Or in simpler terms it is a psychological response to the experience of an event (or events) of an intensely traumatic nature.
This article seeks to shed light on only a few of the many cases as seen through the eyes of our Zimbabwean society and try to offer solutions where possible. However, one must never be tempted to think that any country is free of PTSD cases.
The cases of Post traumatic stress can be traced as early as 1980 or even before. After the very much celebrated Chimurenga war most of the Veterans only received physical rehabilitation and the war trauma went unchecked.
Dr Parirenyatwa, the current health minister noted, “The post traumatic disorders, a lot of our soldiers were not counseled post-war and we just assume it’s over but in reality we still have a lot of problems…” And he went on to say, “We haven’t as a ministry managed to put much emphasis on the condition.” If such recklessness and carelessness is exhibited by the authorities responsible then who should be held accountable? Are we as a nation being ungrateful and ignorant to those whom we owe our freedom?
Untreated ptsd leads to serious cases of mental illnesses and it was noted that of the 1.3million cases of mental illnesses reported, a quarter of the number is made up of ex-soldiers and war aids according to government data. Such figures are nothing but disheartening.
Mental illness is one thing that was grossly ignored after the liberation war. Any war ends with lots of trauma patients and there is need to address that. It was and still is the responsibility of the whole nation to ensure that the matter is addressed.
It can be noted with great concern that in our society there is no proper classification of mental illnesses. There are more than a hundred forms of mental illnesses including ;Depression, bipolar disorder, schizophrenia, hallucinations, acute stress, amnesia, substance dependence, dyslexia, insomnia, kleptomania, moods etc. are also forms of mental illnesses but in our Shona culture all these are summed up by one word, ‘KUPENGA.’ and all are probably treated with only one drug called DIAZEPAM.
What should be done? Whose job is it anyway?
Not everyone deserves to be institutionalized, some just require counseling. Some still believe in the ‘kuroyiwa’ aspect such that they fail to consult professionals and get treatment early.
Group therapy is very important and useful in dealing with post traumatic stress. There are some called Hybrid groups where patients with different cases can share experiences in the hope of brewing critical thoughts in one patient’s mind that trauma is not faced by only a few with misfortune but just anyone.
In simpler terms it helps one realize they are not alone.

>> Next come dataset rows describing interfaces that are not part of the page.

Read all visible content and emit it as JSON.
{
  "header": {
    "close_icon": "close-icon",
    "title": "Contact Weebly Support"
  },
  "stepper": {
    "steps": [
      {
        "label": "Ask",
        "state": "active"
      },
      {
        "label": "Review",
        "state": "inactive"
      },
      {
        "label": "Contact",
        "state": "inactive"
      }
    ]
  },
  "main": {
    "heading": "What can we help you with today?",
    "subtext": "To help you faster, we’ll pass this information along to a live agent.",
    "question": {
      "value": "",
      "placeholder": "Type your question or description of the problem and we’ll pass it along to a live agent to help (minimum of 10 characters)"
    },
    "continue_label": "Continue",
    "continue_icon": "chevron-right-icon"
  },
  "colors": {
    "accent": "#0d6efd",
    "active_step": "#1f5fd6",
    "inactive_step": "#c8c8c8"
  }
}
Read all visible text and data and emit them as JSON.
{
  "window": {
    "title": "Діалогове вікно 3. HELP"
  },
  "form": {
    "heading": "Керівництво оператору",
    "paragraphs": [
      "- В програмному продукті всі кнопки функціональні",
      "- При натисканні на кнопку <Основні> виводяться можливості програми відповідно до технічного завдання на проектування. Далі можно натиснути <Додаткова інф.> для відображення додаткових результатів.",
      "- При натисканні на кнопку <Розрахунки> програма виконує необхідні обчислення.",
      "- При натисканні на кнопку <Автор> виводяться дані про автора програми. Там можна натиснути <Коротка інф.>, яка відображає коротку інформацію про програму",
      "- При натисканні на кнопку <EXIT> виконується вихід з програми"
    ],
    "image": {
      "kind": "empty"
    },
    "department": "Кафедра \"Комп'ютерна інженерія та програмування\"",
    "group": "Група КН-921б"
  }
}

Mental health needs system wide approach, and not the current approach that is skewed towards, psychiatry, because psychiatry can only confine people to medication mostly. We need strategies among which are psychotherapies that will help the people to be reintegrated back into their families, communities, workplaces and society.I understand medicine and psychiatry owe their success to psychology, yet psychology is down played. Be it nursing, physiotherapy, rehabilitation, name any medical discipline, it thrives on how people think and behave, which is the purview of psychology.
The whole nation has only two dedicated mental hospitals, Ingutsheni in Bulawayo and Ngomahuru in Masvingo and the truth is they are by far insignificant. No strategy can be implemented without adequate funding. We need a tangible budget to set up more institutions that can play a bigger role than the existing centers. A holistic approach is definitely called for.
Help where you can!